MoistAirTab anchors all cell references to fixed cell locations by fixing both column and row locations ($Column$Row). When you wish to copy formulae with cell references, depending on your formulation, you will need to modify the anchors by removing either one or both of the "$" signs before copying the formula. If you single click the left mouse bottom when the mouse pointer is placed on the cell reference (for example, $B$12) in the formula bar on top of your Excel spreadsheet, and toggle the 4-way F4 key on your keyboard, you will see that the fixed cell reference is first changed to fixed column reference. Toggle again, changed to fixed row reference. Toggle once more, changed to no anchoring. Toggle once again, changed back to fixed cell reference. Alternatively, you could just go into the formula and delete the unwanted $ signs before copying the formula.
This is intentional. Our experience in spreadsheet engineering has taught us that when we embed values directly into formulae, it becomes more difficult later to recreate the logic or debug the algorithm, since we only see the result of the formula, instead of a full description of input parameters. Referencing a cell reference for input to a formula not only documents our data source, but also allows Excel's auditing tools to track all precedents and dependents thereby aiding debugging.

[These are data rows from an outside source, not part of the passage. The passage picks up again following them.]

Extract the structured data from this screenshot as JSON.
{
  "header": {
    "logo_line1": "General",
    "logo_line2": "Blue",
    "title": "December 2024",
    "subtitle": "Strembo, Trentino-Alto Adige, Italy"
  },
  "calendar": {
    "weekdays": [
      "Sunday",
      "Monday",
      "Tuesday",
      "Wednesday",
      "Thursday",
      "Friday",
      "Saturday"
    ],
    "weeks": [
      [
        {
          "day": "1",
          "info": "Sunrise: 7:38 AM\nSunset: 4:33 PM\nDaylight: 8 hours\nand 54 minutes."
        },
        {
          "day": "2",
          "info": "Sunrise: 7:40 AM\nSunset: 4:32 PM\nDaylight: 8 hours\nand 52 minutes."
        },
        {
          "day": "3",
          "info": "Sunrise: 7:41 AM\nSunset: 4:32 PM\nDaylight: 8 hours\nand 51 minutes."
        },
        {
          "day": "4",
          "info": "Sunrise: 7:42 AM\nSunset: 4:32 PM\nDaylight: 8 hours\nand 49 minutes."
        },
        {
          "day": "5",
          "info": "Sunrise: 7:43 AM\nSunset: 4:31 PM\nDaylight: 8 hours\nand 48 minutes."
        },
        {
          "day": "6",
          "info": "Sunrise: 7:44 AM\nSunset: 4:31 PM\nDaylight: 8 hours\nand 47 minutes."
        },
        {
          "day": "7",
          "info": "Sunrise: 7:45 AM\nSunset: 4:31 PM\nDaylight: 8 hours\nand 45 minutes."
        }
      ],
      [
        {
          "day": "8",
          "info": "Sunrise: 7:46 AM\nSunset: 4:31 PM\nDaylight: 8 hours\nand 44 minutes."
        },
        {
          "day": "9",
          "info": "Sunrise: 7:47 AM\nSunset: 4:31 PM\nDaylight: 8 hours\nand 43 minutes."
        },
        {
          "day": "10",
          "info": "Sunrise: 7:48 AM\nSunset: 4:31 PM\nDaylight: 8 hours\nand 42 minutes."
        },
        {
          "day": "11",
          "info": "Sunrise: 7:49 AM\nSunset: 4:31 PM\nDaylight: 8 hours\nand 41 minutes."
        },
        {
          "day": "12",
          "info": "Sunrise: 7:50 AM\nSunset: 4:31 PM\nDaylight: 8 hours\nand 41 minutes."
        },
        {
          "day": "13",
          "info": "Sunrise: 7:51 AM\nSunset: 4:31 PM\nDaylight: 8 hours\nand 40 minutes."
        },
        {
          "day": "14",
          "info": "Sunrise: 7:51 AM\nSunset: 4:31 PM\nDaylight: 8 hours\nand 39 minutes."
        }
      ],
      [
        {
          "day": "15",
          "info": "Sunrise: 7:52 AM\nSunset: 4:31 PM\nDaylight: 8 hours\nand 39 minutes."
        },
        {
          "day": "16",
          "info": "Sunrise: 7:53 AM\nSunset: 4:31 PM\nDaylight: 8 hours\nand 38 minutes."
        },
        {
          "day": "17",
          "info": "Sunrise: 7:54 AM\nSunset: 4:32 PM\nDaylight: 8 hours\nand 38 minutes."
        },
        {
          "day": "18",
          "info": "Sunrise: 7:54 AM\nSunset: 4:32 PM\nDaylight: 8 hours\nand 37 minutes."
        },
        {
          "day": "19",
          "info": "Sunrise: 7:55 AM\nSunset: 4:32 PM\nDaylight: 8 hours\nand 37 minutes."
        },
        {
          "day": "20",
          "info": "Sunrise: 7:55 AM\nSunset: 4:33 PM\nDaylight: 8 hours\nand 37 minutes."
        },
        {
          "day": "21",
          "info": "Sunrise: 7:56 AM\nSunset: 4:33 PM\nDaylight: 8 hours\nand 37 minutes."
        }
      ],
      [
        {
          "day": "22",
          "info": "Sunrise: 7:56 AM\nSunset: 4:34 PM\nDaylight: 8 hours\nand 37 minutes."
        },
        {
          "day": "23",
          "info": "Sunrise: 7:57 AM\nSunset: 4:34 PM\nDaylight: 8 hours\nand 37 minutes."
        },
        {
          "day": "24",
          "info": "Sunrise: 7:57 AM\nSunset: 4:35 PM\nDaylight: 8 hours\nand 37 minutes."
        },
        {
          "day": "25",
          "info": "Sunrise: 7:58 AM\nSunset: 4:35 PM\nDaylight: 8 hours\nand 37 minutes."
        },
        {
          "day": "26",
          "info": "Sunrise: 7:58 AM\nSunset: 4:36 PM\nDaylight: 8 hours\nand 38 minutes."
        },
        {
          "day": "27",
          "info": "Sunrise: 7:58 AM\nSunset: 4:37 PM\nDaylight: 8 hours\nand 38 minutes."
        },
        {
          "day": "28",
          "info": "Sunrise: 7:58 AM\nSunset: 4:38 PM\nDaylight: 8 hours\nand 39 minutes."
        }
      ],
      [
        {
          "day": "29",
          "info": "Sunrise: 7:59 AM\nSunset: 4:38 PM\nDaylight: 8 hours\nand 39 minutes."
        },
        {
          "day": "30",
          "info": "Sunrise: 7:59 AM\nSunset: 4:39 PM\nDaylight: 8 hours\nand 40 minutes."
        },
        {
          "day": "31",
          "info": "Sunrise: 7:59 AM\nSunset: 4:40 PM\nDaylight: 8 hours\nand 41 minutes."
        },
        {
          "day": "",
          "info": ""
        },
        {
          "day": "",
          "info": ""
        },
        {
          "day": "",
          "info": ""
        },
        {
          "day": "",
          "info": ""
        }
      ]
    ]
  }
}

If you insist, you can directly input the value, but you will need to put up with some annoying Excel behavior. When you enter a value in any of the edit boxes, Excel will warn you that the cell reference in incorrect. Since you know better, simply ignore it and Excel will still proceed to compute the results.